When you stop to think about it, you’re life is all about hope. Every decision, every good or bad moment is about hope and expectation and then, whether that expectation is met or not. Think about it: “I hope this person likes me.” “I hope this relationship works out.” “I hope to pass this test, graduate.” “I hope this job becomes mine.” “I hope I stay healthy and grow old. “I will do this or that…” And then something or someone steps in. And when it doesn’t happen we’re disappointed, upset, angry, even despairing. In fact, you could go so far as to say, all frustration and disappointment in life is a result of, or birthed out of, unmet expectation.
Beware: Christmas ramps this up in spades. All of this season’s ads are pummeling you with false hope. We’ll see hundreds, even thousands, of ads this month promising you something- offering hope. What we see is an embellished vision of life created by a media- drenched culture that changes our expectations. It captures our imagination and convinces us that life should be like this. In fact, there’s a term for it: it’s what sociologist Krishan Kumar (at UVa) calls “hyper-reality”. He says this: “Our world has become so saturated with images and symbols that a new ‘electronic reality’ has been created, whose effect is to obliterate any sense of an objective reality lying behind the images and symbols.” In other words, the images and the symbols that represent the things that stand behind them are actually overblown, exaggerated and embellished. We create in our minds a world that is not based on reality. As a result our hopes are heightened even more and our expectations are exaggerated and we’re always left wanting, even despairing.
We place or hope in something or someone and we expect that thing or person to deliver. The Scottish writer, Allan K. Chalmers, wrote, “The grand essentials of happiness are: something to do, something to love, and something to hope for.” We all place our hope in something or someone. But it is the Object of our Hope that makes ALL the difference. So, rightly understood:
Christmas is all about hope created, hope lost, hope restored, and hope realized. Indeed, this is the story of redemptive history. And HERE is the great human problem: We are prone to place our hope in things that cannot deliver. But here’s ironic twist:

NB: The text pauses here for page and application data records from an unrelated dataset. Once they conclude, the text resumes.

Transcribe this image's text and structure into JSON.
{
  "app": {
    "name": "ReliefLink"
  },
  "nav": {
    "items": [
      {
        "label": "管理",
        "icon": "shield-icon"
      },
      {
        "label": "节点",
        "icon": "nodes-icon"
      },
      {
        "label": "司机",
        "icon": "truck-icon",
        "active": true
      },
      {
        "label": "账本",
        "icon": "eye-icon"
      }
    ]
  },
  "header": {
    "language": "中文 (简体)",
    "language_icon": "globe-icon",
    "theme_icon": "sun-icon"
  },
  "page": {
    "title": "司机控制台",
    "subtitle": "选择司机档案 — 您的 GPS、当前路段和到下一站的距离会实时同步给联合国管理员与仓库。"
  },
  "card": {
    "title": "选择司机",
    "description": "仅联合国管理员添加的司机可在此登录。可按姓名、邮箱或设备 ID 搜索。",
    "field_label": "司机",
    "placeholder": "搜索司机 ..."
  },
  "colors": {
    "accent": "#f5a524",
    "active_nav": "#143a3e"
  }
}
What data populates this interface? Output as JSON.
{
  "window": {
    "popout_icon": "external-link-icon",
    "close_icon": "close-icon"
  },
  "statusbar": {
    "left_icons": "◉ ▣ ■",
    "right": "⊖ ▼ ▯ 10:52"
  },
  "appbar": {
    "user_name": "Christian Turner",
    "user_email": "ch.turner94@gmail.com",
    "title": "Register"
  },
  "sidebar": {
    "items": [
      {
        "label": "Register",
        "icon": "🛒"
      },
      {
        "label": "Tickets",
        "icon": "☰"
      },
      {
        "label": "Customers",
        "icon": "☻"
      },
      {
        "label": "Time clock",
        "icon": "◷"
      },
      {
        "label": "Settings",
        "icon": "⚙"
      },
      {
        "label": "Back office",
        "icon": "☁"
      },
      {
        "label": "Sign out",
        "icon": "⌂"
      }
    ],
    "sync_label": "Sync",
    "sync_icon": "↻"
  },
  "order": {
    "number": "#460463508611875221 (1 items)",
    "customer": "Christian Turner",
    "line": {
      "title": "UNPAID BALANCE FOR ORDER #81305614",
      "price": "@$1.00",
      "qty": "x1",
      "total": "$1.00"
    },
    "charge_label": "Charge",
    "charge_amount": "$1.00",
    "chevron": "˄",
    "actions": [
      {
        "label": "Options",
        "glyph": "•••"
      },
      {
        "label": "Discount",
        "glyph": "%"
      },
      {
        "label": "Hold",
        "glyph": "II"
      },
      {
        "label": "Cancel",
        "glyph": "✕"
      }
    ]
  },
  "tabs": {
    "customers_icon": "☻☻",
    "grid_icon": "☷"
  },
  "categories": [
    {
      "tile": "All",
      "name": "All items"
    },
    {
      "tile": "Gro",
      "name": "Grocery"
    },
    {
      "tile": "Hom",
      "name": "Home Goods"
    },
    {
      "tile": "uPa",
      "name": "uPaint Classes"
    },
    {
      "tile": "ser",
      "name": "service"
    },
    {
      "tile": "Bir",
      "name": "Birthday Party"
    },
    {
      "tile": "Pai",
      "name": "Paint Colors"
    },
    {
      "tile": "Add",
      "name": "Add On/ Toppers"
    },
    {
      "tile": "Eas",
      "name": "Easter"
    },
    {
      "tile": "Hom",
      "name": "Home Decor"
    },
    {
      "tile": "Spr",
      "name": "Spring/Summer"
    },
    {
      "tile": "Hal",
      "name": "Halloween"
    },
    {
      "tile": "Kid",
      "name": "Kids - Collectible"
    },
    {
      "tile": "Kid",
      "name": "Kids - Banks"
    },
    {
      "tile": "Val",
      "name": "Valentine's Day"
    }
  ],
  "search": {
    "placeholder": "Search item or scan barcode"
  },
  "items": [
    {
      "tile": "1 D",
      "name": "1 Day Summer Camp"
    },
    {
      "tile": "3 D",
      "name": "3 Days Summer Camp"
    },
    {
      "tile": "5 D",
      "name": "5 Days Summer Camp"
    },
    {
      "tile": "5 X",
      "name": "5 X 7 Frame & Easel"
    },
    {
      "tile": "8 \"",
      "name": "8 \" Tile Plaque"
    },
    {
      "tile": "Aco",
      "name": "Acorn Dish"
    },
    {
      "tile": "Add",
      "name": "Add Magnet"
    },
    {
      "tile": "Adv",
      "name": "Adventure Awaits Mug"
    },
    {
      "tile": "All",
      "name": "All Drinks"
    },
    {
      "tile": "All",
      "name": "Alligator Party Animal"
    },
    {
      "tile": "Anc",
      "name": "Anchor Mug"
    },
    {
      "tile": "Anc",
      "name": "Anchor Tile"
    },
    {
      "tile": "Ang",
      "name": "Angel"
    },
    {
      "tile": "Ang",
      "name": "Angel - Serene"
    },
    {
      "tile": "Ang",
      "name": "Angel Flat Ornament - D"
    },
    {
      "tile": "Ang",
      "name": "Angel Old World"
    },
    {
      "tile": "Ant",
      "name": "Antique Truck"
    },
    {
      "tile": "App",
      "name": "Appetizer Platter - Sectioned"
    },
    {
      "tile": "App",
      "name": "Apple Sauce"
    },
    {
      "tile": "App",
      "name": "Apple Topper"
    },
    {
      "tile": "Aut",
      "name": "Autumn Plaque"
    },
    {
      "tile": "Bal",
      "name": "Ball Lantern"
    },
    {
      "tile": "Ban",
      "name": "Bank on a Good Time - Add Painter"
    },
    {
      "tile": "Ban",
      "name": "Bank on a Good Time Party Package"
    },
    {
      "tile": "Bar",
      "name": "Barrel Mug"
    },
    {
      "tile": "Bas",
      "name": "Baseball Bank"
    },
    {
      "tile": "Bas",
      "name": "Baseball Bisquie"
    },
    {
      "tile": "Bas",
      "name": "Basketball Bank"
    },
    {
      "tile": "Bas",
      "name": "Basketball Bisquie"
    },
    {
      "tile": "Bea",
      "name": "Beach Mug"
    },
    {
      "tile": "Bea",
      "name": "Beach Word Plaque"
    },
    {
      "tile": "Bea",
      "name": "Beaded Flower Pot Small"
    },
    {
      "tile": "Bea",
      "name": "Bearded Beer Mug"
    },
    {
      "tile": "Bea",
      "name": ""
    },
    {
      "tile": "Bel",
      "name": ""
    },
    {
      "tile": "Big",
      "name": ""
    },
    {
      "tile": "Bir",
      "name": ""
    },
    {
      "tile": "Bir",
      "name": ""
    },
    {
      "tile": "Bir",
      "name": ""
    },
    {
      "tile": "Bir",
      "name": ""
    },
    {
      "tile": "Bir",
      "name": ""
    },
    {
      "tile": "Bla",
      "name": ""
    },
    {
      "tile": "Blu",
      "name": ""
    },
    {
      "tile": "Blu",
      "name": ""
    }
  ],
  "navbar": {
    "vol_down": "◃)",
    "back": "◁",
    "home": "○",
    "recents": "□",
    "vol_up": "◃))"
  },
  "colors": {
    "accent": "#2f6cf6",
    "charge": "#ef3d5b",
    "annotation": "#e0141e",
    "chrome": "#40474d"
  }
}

The doorway to hope is hopelessness. The only way you find true hope is to give up on all those others things you place your hope in. And for hope to be hope must fix what’s broken. If not why hope in it? And we must realize that the answer is not found in us or anything this world can offer. There’s no horizontal hope.
Hopelessness is the doorway to hope. When you finally give up on the idea that you will find hope in the horizontal, you’re at the doorway of REAL hope, that gives life. When you give up on horizontal hope then you’re ready to look up and find the only hope that matters. Have you given up on all those other things? Do you still think you’ll find your personal savior in something or someone else? Give up on that perfect relationship. Give up on that perfect job, the perfect body, the perfect marriage, the perfect house. Give up; those things are fruitless. But HOPE has come.
Biblical hope is a bold and certain expectation that God will do what He says He will do. Biblical hope is synonymous to trust. It is not synonymous with wish or desire. Those who hope in the Lord, are those who trust in Him- and trust is equivalent to obedience. Hope is not a magic wand or a good feeling- ultimately hope is the result of obedience. Hope is a firm reliance on the preferred or future Story of God.
Hope is not a situation, it’s not a circumstance, it’s not a thing. When you finally realize this (usually by painfully discovering that those things and people will never satisfy), you open the door and guess who is standing there? Jesus.
Hope is a Person and His name is Jesus.
“May the God of hope fill you with all joy and peace in believing, so that by the power of the Holy Spirit you may abound in hope.” Romans 15:13